- Look for the opportunity in the difficulty. Few situations are 100% bad. The negativity bias will cause you to automatically focus on the negative side of a situation. Train your mind to flip it around. Focus on solutions instead of problems. Pinpoint the upside of a downside situation. Make an effort to focus on the good news wrapped around bad news. Look for the roses instead of the thorns. “I had to pay more taxes this year than I’ve ever paid” becomes “I made more money this year than I’ve ever made.” And “Many people are going to catch Covid-19” becomes “Many people will contract the virus, and many people will get well, too.”
- Broaden your scope. Once you realize you have a choice of how to perceive and respond to a challenge and that optimism is always present—even under the direst pressures—you can start to focus your mind more on the possible, big-picture aspects of situations and build on them. Broaden-and-build widens the span and boundaries of your mind so you can see more possibilities. In other words, you expand your negativity bias’s constrictive “zoom lens” into a “wide-angle lens,” creating a perspective that enlarges your range of vision.
- Flip Mother Nature’s dictates. Get in the habit of underestimating threats and overestimating your ability to overcome them. When faced with a setback, if you flip your perspective, you’re less likely to develop a negative pattern of defeat. As you learn to accept the life on its terms, instead of forcing the life you want to have, you will scale the obstacles of resistance, lose your cool less often, and find the happiness you’ve been seeking.
- Be chancy. Take small risks in new situations instead of predicting negative outcomes without sticking your neck out. Instead of settling into cozy ruts and routines, try new things, “I don’t know anybody at the party, so I’m not going” becomes “If I go to the party, I might make a new friend.”

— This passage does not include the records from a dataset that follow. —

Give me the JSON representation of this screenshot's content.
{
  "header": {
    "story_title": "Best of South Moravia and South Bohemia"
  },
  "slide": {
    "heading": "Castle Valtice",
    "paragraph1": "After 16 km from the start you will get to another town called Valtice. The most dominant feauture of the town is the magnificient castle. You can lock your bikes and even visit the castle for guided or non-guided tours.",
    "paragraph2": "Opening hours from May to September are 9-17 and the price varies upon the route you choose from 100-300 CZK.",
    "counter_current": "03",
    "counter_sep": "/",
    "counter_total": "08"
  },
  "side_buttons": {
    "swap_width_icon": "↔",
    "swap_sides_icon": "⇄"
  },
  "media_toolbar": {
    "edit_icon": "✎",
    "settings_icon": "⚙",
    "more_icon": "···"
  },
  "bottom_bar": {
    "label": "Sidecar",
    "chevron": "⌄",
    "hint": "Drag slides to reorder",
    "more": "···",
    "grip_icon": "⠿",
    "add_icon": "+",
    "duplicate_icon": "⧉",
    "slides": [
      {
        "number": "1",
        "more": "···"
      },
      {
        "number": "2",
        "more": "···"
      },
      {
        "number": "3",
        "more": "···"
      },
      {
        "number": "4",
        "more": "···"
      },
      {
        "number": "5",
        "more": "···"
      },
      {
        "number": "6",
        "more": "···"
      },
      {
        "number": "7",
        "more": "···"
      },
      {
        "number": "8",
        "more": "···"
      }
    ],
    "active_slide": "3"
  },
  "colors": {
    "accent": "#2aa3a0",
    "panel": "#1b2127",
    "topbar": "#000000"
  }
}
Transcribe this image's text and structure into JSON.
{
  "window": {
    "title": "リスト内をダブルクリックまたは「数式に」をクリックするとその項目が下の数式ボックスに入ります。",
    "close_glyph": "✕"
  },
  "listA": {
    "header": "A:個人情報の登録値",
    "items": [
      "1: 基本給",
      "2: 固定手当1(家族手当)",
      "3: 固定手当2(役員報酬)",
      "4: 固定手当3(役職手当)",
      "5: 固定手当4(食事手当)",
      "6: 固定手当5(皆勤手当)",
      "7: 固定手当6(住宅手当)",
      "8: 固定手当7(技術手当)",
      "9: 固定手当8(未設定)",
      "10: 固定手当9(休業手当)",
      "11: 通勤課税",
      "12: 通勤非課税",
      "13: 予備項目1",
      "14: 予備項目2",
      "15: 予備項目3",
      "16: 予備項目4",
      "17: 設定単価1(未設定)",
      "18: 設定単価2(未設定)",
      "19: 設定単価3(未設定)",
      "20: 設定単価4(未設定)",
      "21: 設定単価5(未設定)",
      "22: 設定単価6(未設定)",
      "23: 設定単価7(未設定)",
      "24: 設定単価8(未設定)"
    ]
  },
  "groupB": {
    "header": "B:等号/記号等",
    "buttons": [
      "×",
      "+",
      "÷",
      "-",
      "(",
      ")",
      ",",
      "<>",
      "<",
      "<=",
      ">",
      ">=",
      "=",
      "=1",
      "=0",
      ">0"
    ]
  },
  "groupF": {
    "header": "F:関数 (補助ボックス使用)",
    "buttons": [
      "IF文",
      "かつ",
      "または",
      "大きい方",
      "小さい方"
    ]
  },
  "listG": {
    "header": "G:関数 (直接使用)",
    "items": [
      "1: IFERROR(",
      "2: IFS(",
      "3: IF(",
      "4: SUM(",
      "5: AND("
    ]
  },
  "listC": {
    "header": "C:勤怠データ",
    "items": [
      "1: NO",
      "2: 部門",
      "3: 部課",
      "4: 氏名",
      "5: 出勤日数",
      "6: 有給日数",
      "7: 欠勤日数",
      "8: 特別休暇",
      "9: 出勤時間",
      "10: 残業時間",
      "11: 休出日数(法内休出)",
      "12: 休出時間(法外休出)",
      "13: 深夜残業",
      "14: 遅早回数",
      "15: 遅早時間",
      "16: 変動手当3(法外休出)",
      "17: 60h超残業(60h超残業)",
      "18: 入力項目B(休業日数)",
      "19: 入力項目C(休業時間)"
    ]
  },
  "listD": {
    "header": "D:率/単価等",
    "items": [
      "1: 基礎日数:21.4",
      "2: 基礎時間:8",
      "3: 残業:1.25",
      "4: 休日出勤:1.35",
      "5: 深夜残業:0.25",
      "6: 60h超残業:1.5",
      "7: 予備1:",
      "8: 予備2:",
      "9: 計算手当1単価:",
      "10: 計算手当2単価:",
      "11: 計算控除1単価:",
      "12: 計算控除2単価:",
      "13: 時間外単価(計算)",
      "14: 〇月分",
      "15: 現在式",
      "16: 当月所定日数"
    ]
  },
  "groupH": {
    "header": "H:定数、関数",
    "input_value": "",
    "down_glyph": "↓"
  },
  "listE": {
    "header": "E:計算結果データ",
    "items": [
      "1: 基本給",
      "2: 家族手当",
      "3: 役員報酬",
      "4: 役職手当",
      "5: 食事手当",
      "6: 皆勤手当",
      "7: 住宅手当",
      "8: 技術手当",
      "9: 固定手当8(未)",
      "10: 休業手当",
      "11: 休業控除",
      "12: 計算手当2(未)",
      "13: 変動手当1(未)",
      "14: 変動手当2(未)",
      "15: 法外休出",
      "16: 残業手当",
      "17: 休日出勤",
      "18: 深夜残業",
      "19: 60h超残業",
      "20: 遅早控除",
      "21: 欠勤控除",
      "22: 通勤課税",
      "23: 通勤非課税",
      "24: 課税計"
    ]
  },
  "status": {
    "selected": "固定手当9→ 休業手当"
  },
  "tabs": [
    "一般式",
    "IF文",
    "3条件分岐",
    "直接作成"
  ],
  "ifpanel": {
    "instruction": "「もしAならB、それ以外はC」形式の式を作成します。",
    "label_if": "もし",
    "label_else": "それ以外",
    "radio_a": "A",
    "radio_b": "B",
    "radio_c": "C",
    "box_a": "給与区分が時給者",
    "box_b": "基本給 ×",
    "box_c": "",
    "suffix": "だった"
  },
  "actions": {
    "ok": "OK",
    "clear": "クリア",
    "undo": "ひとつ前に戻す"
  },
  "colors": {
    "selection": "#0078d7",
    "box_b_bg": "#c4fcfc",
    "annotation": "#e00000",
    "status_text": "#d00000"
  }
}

- Don’t let one negative event rule your whole life pattern. “I didn’t get the promotion; now I’ll never reach my career goals” becomes “I didn’t get the promotion, but there are many other steps I can take to reach my career goals.” Nothing is permanent, and every situation can be changed for the better.
- Reach out to others. Small gestures during hard times assuage worry and concern. Helping others through a crisis by performing good deeds can make you feel in control—even give you a sense of euphoria. The obvious benefit when you reach out to help someone else is that you get a break from your own worries for a while. Contributing, giving, volunteering, donating and performing kind acts, no matter how small or brief, connect you to other people (and animals) in a deeply meaningful, humane way.
- Practice positive self-talk. After a big letdown, underscore your triumphs and high-five your “tallcomings” instead of bludgeoning yourself with your “shortcomings.” Affirm positive feedback instead of letting it roll over your head.
- Frame a setback as a lesson to learn, not a failure to endure. Ask what you can learn from difficult outcomes and use them as stepping-stones, instead of roadblocks. Think of the situation as happening for you instead of to you.
- Strive to see gains contained in your losses. Every loss contains a gain but you have to look for it. Every time you get up just one more time than you fall, your perseverance increases the likelihood of propelling you up the career ladder. Baseball great Babe Ruth said, “It’s hard to beat a person who never gives up. Every strike brings me closer to the next home run.”
Fredrickson, B. L. (2009). Positivity: Top-Notch Research Reveals the 3-to-1 Ration That will Change Your Life. New York: Three Rivers Press.